I want to reiterate that it's not ALL SEO executives who try these dodgy tactics, just some and to be honest I'm often shocked when I discover who some of the brands are who have employed these tactics - I imagine some are aware this is going on but many would be disappointed if they found out that SEOs were using underhand tactics and abusing bloggers like this.


Are you a blogger? Are you sick of these underhand tactics? Let me know your thoughts.  

Pin Me For Later 
SEO executives - stop trying to trick bloggers

3 comments

  1. YES YES YES YES! I'm not even polite enough to reply to any of these people any more, I just delete and ignore cos I got so fed up e-mailing them all back! They must think we were born yesterday!

    ReplyDelete
  2. Ahh! Some of them are so sneaky.
    I do laugh when they try to pass themselves off as bloggers. The one's who have a fantastic post written and want me to post it on my blog. If it's that good put it on your own blog. lol I can spot them a mile off now.
    Those top 100 lists are hilarious. I've been in baby, food, fashion and beauty one's which is so not what my blog is about.

    ReplyDelete
  3. The bloggers who don't even provide their domain in their pitch for you to check out, ha! Or the ones who want to exchange links which will be hugely beneficial and have a DA of 10... HA!

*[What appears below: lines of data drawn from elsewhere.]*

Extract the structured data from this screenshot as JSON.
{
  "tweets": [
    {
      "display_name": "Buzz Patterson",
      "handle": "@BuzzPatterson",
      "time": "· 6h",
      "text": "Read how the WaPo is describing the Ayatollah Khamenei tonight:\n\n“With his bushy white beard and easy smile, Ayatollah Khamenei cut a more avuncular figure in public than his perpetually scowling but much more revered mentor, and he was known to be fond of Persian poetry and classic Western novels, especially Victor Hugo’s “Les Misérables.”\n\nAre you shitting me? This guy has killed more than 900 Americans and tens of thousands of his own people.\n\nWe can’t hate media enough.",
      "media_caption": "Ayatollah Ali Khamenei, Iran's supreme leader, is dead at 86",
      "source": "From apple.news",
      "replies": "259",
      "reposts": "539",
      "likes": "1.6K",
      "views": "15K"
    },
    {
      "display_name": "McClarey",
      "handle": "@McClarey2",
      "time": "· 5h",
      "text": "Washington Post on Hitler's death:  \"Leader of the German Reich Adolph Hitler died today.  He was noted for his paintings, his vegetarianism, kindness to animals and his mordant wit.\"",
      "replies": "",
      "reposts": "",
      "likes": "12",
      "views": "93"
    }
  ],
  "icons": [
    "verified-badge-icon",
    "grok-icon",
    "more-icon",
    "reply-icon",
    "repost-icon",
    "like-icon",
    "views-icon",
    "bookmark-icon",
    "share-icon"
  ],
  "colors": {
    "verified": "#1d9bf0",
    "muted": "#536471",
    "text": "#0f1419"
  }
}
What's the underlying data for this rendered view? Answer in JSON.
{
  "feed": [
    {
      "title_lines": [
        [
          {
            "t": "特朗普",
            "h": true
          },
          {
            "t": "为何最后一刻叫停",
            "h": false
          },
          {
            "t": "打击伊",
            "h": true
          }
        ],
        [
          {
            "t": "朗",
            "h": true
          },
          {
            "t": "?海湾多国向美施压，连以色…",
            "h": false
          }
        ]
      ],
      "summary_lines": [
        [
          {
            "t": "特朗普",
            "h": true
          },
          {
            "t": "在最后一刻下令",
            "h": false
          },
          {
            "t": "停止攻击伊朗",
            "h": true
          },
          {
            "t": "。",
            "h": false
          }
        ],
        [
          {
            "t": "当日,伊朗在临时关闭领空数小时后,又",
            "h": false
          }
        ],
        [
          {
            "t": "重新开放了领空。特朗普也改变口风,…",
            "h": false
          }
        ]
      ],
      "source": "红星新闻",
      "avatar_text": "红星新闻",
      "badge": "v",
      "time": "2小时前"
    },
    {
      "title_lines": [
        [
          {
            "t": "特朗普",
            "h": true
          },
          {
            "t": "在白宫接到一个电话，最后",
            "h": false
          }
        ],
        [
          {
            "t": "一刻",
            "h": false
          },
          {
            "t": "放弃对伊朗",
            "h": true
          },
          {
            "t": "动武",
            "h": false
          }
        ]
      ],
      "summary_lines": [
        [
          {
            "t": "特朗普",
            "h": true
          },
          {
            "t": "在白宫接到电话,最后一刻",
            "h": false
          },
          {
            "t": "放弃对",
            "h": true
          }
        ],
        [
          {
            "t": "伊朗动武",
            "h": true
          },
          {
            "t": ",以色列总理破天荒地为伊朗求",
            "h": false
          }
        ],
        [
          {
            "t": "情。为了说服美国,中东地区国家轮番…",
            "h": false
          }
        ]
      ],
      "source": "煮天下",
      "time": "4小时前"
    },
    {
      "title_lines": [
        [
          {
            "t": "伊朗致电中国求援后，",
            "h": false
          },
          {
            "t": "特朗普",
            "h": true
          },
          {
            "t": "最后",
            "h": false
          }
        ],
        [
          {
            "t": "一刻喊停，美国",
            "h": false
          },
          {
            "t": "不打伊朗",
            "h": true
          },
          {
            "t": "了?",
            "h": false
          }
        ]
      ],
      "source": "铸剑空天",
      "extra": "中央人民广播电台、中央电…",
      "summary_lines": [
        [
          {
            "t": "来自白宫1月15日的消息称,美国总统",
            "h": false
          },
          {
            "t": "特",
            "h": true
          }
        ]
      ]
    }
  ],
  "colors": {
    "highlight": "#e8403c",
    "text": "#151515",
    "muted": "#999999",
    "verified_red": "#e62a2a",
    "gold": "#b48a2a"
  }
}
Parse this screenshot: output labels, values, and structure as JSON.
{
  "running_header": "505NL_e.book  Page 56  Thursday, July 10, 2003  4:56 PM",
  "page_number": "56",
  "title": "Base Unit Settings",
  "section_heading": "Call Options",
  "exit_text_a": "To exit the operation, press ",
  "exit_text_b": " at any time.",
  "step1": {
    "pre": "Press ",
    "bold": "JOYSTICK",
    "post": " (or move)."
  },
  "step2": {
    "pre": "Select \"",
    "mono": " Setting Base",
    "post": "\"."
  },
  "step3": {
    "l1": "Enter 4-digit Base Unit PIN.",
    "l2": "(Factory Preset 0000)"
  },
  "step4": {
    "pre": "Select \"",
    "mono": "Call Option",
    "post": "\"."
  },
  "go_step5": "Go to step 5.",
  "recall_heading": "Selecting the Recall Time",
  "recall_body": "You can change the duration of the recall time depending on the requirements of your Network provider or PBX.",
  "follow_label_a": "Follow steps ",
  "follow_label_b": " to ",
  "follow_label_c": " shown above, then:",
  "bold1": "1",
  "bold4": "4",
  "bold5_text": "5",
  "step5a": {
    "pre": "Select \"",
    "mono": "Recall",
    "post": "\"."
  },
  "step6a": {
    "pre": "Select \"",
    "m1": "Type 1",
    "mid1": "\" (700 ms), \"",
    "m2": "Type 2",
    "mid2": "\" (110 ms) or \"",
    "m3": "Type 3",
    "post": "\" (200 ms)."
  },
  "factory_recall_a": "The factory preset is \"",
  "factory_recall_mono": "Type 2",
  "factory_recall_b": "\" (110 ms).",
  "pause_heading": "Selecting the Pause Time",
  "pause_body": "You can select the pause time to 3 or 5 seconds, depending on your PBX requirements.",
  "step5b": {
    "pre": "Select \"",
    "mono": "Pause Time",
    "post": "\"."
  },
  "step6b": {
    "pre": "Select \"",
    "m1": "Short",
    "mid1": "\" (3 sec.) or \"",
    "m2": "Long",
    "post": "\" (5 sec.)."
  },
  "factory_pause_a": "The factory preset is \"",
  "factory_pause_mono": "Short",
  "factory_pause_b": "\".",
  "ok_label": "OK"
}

    ReplyDelete
© SamanthaRickelton.com | All rights reserved.
BLOG TEMPLATE HANDCRAFTED BY pipdig